:: Entries supplied

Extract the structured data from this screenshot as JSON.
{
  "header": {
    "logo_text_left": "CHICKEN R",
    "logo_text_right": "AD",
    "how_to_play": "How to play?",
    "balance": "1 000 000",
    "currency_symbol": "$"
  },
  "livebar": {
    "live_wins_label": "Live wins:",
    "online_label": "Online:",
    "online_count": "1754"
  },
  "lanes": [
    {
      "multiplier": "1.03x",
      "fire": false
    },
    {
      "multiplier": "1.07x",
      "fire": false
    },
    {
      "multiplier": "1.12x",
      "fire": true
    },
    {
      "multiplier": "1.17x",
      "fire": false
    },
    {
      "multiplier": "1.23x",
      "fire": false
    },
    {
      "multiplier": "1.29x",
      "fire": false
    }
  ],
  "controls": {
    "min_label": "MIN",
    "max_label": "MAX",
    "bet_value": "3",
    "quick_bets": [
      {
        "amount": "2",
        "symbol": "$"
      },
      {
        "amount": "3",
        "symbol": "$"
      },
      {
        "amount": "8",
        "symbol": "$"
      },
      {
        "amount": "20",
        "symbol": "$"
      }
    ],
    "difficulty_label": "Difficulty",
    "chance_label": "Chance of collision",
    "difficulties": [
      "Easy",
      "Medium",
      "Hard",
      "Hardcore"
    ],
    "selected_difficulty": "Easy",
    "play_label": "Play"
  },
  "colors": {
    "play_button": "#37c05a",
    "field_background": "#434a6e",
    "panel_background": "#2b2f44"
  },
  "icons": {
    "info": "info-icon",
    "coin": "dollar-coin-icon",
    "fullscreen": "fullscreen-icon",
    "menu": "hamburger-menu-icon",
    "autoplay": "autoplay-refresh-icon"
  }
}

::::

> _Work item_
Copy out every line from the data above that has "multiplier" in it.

> _Answer section_
      "multiplier": "1.03x",
      "multiplier": "1.07x",
      "multiplier": "1.12x",
      "multiplier": "1.17x",
      "multiplier": "1.23x",
      "multiplier": "1.29x",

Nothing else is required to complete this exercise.